■ **WHAT THE TASK REQUIRES**: Across the data below, how many lines hold "ADVANCED"? Answer with that number and nothing else.

■ **INFORMATION**:
^^^^^^^^

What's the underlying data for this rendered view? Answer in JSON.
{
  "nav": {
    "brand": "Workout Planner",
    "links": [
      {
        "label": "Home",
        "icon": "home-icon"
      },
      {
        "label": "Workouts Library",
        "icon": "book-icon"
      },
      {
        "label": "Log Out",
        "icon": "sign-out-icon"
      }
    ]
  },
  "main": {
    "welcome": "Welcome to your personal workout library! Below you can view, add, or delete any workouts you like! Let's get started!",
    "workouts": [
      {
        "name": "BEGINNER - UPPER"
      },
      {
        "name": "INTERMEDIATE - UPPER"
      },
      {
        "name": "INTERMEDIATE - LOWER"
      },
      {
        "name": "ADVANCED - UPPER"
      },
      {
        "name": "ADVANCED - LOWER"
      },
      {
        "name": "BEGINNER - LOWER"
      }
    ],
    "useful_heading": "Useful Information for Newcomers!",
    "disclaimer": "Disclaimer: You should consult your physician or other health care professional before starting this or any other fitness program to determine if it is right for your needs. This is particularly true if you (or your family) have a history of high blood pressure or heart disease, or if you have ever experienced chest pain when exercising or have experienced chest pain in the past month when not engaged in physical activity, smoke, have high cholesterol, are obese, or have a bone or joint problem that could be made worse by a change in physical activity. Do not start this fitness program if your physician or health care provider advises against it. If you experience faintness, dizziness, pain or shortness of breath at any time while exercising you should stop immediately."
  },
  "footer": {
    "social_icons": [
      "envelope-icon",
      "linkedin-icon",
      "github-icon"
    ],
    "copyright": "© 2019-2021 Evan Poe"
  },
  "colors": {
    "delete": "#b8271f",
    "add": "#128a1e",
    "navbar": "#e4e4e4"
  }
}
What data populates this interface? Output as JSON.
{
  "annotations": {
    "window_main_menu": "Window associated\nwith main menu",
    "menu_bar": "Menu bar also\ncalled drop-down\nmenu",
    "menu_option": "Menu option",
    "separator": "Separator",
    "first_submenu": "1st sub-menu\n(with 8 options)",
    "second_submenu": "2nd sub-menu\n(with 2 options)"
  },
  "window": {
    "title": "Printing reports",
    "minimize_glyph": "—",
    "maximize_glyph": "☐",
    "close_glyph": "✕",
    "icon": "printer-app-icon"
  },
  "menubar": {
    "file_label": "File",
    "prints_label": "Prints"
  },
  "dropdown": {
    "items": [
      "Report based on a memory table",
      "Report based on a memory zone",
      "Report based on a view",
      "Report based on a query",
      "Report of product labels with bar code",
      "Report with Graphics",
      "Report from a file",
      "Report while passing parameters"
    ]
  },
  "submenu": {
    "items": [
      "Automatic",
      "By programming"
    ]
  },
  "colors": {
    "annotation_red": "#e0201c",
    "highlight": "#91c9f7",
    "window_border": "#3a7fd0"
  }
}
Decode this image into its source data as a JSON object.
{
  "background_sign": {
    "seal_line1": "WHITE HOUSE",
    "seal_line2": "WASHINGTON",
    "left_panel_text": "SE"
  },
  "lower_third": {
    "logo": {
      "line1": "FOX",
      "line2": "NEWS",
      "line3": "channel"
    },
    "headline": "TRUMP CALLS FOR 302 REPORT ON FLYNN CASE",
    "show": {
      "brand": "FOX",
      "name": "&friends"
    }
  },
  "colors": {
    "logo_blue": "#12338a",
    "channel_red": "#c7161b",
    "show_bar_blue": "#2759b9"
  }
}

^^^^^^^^

■ **EXERCISE RESPONSE**: 2